The best way to probably explain it comes from a scene in Paris Is Burning when a character talks about the strikes against them. One of the first being a Black male, then being gay, and I believe there was a third one. The point is, Eric’s dad learns to admire his son’s bravery for he lacks the fear his dad had, and probably still has, and recognizes that may not have came from him but is all Eric.
You Can’t Have It All: Jackson, Maeve, Otis, Eric, Jean, Jakob
The fallout from the Jackson reveal only ends up affecting Otis. For not too long after Maeve drops off Jackson with his moms, they have a fight, mostly his white mom and him, so he goes to Maeve. Someone who is quite taken by him being vulnerable and all that, since his mom lays into him about her sacrifices and what not, so he gets forgiven. As that happens, Eric and Otis, now back to how they used to be, are just looking for a late night snack with no mention of Ola or the Maeve situation. All that is clear to them, mostly us, is that Jean is back to her old ways.
Yup, after trying to psychoanalyze Jakob, saying more about herself than him, and having sex, Jean takes the cowards way out. Perhaps showing both Jakob and Ola that they got out before dragged into that family’s madness.
Like mother, like son. While Maeve is always talking about sabotaging herself, either on purpose or accident, it seems instead, her former best friend and his mom, that is their MO. Yet, for Jean, there is a bigger desire to give her a break than Otis. Granted, Jean has mostly been relegated to the house and hasn’t been given the same opportunity to mess up like Otis. However, considering she moved to the area only 14 years ago, had a kid, was cheated on, divorced, and largely seems isolated, I want to give her a pass. Especially since, as seen by her trying to diagnosis Jakob, and being completely wrong, it is clear the therapist needs therapy. Probably won’t get it, but you can see her reaction to the past is getting in the way of her future.
Speaking of future, you really do have to wonder who planned Jackson’s and why? Clearly his white mom is the dominant one in the family, so how did this boy go from not liking baths to waking up 4:30 in the morning to train is something to put a magnifying glass to. If only because there is this uncomfortable thought his white mom (I have no idea what her name is, like Eric’s dad) may have pushed him to either live vicariously or take advantage. For clearly his other mom doesn’t say much. She is on the level of Adam’s mom who isn’t really down for a back and forth which will lead to results.
- Eric and his dad’s conversation which got to the root of why his father has been hesitant about Eric fully expressing himself.
- Otis and his mom both being trash.
- Adam is stuck in a ditch, wailing his arms, and throwing rocks at other characters as they pass him by with hopes he can get a reaction out of them.

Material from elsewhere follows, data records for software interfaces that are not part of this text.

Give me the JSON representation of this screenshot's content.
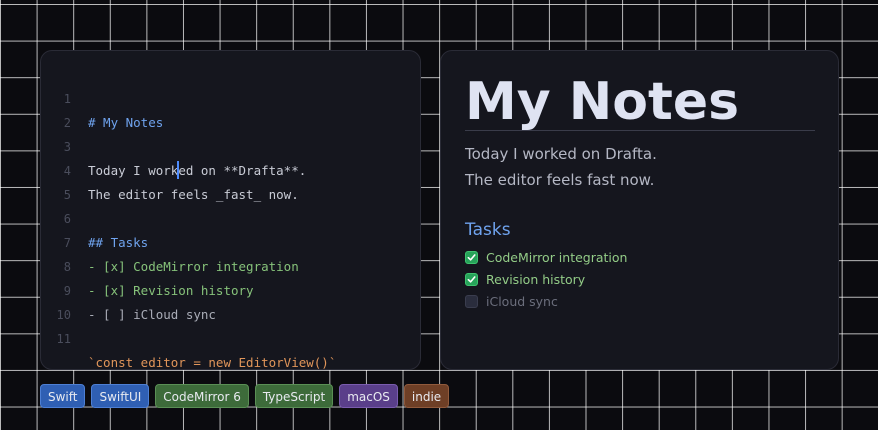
{
  "editor": {
    "lines": [
      {
        "num": "1",
        "text": "# My Notes"
      },
      {
        "num": "2",
        "text": ""
      },
      {
        "num": "3",
        "text_before_cursor": "Today I work",
        "text_after_cursor": "ed on **Drafta**."
      },
      {
        "num": "4",
        "text": "The editor feels _fast_ now."
      },
      {
        "num": "5",
        "text": ""
      },
      {
        "num": "6",
        "text": "## Tasks"
      },
      {
        "num": "7",
        "text": "- [x] CodeMirror integration"
      },
      {
        "num": "8",
        "text": "- [x] Revision history"
      },
      {
        "num": "9",
        "text": "- [ ] iCloud sync"
      },
      {
        "num": "10",
        "text": ""
      },
      {
        "num": "11",
        "text": "`const editor = new EditorView()`"
      }
    ]
  },
  "preview": {
    "title": "My Notes",
    "paragraph_1": "Today I worked on Drafta.",
    "paragraph_2": "The editor feels fast now.",
    "subheading": "Tasks",
    "tasks": [
      {
        "label": "CodeMirror integration",
        "checked": true
      },
      {
        "label": "Revision history",
        "checked": true
      },
      {
        "label": "iCloud sync",
        "checked": false
      }
    ]
  },
  "tags": [
    {
      "label": "Swift",
      "bg": "#2f5fb3",
      "border": "#4d7fd4"
    },
    {
      "label": "SwiftUI",
      "bg": "#2f5fb3",
      "border": "#4d7fd4"
    },
    {
      "label": "CodeMirror 6",
      "bg": "#3d6b3a",
      "border": "#5a8f55"
    },
    {
      "label": "TypeScript",
      "bg": "#3d6b3a",
      "border": "#5a8f55"
    },
    {
      "label": "macOS",
      "bg": "#5a3f8a",
      "border": "#7a5cae"
    },
    {
      "label": "indie",
      "bg": "#6e3f26",
      "border": "#905a3c"
    }
  ],
  "colors": {
    "accent_blue": "#6fa3ee",
    "task_done": "#86c27a",
    "inline_code": "#e0955a",
    "cursor": "#4e8cff"
  },
  "icons": {
    "checkbox_checked": "checkmark-icon",
    "checkbox_unchecked": "empty-checkbox-icon"
  }
}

It is sad to watch honestly.
On The Fence
- How things may go for Maeve when it comes to Jackson, and her mess of a brother Sean.
Follow Wherever I Look on Twitter, Like us on Facebook and Subscribe to the YouTube Channel.